BY MIKE MASTOVICH
JOHNSTOWN — Johnstown Chiefs fans repeatedly asked one question after owner Neil Smith confirmed the ECHL team will relocate to Greenville, S.C., pending approval of the league governors.
Actually, that question typically was followed by others:
“Will there be pro hockey at Cambria County War Memorial Arena next season?”
“If not, how will the arena survive without a major tenant?”
The Chiefs have played in the ECHL for 22 seasons. The team is the only original league member still playing in the same city.
Johnstown holds a special place in professional hockey, with a history dating to the 1941-42 Blue Birds season, six league playoff championships earned by the Johnstown Jets and, of course, filming of the movie “Slap Shot” here in 1976.
Good or bad on the ice, the Chiefs were known throughout the hockey world because of their famous name and venerable arena.
Now, barring a miracle, they’re off to Greenville, a city with a shiny, spacious arena. The Bi-Lo Center once housed a championship ECHL team that eventually folded under financial burdens in 2006.
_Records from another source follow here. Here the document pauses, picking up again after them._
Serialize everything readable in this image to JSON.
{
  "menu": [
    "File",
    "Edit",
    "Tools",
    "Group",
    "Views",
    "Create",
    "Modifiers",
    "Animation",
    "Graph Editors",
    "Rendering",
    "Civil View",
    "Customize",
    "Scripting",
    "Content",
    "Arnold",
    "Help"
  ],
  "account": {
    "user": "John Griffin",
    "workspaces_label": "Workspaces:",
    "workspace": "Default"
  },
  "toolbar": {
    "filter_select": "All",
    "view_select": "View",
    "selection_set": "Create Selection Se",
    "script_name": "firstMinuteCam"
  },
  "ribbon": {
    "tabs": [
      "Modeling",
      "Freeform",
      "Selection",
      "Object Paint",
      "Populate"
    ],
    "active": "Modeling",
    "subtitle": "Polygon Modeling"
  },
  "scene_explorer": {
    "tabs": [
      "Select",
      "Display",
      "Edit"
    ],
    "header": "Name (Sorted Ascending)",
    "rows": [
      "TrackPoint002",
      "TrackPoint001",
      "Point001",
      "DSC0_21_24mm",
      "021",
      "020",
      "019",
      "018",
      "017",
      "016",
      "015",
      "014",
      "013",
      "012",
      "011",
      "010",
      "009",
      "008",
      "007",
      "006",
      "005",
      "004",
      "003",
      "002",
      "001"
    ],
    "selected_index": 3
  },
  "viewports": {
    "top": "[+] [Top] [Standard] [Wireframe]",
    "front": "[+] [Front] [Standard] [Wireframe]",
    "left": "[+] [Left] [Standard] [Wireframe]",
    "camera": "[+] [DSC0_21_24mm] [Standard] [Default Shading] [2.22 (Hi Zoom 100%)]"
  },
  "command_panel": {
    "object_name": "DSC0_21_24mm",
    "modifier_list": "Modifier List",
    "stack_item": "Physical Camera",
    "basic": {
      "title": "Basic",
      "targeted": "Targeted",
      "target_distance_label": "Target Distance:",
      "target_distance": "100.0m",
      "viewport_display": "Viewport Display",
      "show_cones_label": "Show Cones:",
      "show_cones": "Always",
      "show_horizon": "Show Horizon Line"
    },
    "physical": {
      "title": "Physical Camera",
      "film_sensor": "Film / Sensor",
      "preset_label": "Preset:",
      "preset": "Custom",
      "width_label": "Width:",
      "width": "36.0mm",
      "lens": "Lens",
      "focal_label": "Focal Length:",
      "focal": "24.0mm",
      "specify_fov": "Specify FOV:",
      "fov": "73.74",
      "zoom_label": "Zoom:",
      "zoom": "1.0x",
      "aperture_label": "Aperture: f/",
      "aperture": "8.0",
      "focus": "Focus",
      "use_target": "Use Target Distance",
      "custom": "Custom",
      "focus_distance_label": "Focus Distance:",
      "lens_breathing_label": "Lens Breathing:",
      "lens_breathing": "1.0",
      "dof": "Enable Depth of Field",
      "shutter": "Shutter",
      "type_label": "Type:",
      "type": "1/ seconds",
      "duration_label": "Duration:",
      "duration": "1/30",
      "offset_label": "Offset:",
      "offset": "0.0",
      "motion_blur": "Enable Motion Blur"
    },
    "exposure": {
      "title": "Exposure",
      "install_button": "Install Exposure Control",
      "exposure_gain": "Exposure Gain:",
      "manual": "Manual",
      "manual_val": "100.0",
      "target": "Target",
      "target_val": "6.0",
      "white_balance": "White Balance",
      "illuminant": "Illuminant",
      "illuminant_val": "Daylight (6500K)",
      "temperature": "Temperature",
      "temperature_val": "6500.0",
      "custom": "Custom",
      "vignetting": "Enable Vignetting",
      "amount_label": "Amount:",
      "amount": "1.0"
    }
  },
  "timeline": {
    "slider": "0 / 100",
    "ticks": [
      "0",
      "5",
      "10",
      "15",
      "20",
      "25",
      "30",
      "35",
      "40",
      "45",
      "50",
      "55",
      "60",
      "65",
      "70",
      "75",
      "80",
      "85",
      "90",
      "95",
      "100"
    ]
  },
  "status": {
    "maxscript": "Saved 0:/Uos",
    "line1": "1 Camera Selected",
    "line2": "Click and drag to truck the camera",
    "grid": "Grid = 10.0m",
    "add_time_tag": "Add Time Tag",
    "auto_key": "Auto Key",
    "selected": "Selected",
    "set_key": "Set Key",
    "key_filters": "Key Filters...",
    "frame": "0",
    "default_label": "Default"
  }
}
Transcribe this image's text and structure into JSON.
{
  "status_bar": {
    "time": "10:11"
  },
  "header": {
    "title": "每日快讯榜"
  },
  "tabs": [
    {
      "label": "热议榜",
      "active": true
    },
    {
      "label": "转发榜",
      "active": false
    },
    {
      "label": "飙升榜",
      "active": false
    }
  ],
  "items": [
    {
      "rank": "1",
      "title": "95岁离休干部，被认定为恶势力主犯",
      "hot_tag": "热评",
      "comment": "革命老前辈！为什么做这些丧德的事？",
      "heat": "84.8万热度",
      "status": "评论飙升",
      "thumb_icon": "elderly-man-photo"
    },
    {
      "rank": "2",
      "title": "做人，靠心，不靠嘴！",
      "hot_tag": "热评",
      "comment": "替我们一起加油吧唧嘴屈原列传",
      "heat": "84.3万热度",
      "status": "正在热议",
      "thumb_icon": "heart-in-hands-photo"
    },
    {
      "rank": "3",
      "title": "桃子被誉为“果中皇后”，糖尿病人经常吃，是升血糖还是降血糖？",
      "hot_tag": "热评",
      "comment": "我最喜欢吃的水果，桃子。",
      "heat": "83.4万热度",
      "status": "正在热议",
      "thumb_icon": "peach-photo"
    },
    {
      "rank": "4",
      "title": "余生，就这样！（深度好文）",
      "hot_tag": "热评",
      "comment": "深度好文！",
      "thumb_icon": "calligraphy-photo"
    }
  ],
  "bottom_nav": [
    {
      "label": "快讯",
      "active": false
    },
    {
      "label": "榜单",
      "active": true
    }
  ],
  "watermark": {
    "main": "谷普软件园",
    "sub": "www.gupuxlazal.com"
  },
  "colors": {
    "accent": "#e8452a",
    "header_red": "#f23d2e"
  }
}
Philadelphia native Andy Richards has a few questions of his own. The vice commissioner of the fledgling Federal Hockey League spent part of Monday morning trying to contact the proper people in Johnstown and Cambria County. He wondered if Johnstown would be a fit for what the FHL hopes blossoms into a six-team low Class A level minor league.
“We’ve been following the situation with the Chiefs,” Richards said. “We didn’t anticipate they’d be leaving this soon. We thought they would last a few more years, but economics are economics. When we saw the thing with Greenville, we wanted to set up a meeting with the appropriate people in town and see if we can get involved with the community there. We are interested in getting that meeting set up and see what would be required and if it would fit our model.”
The Federal League, which not quite coincidentally borrowed its name from “Slap Shot,” officially opened for business on Dec. 17. Richards said four teams are committed for the upcoming season and he envisions two more joining before a league-imposed March 15 deadline.
Richards listed teams in Rome, N.Y., Thousand Islands, N.Y., Danbury, Conn., and Cornwall, Ontario, as members and added that negotiations are ongoing with Jamestown, N.Y., as well as other cities.
“We anticipate starting the season with six teams, and currently we have four,” Richards said. “We have several others. We should reach our six by March 15. We are trying to negotiate some leases with some facilities.
“Johnstown would fit our geography,” he added, noting that while local investors would be welcomed, a FHL franchise in the city probably would initially have outside ownership. “It would be appropriate with our league called the Federal League. We didn’t intend to name it that because we wanted to replicate Slap Shot, but it was a good name people would associate with hockey, and it’s not taken by anybody.”
Cambria County Commissioner P.J. Stevens is confident that arena manager SMG Worldwide “will pursue other hockey teams to keep hockey in Johnstown, at whatever level possible. They (SMG) are in many markets, and they’re an organization that understands our niche. They have connections across the country.”
Chiefs owner Smith said that during the past five years he had attempted without success to find a local owner or investor to keep the team in Johnstown. Smith said Sunday that if a local investor stepped up at the last minute, he would prefer to keep the team here. He considered the chances of someone local wanting to own the team unlikely considering the lack of interest locally in recent years.
The Greenville arena authority agreed to a memorandum of understanding with the Chiefs on Monday.
The ECHL Board of Governors is expected to hold a teleconference call this week to vote on approval of the transfer from Johnstown to Greenville.
ECHL Commissioner Brian McKenna said league rules prohibit him from commenting on the Chiefs’ situation.
“Unfortunately, I cannot say anything at this point. Our midseason meeting is still open,” McKenna said. “We’re dealing with several issues. Until we reconvene I cannot say anything. After that I would be happy to speak.”
McKenna did acknowledge that Johnstown has a special place in league history. Without the Chiefs’ early success on the ice and at the box office, the East Coast Hockey League might not have enjoyed its rapid expansion into previously untapped markets in the mid-1990s.
“From the league’s perspective, there has always been a soft spot for Johnstown, the tradition, the fact that it’s the only charter member still playing in the same arena in the same market,” McKenna said. “A lot of players, front office folks, coaches and broadcasters have moved up and on from Johnstown. It’s played a very significant role in the history of the ECHL.”
Unfortunately, that history is about to become just that – history.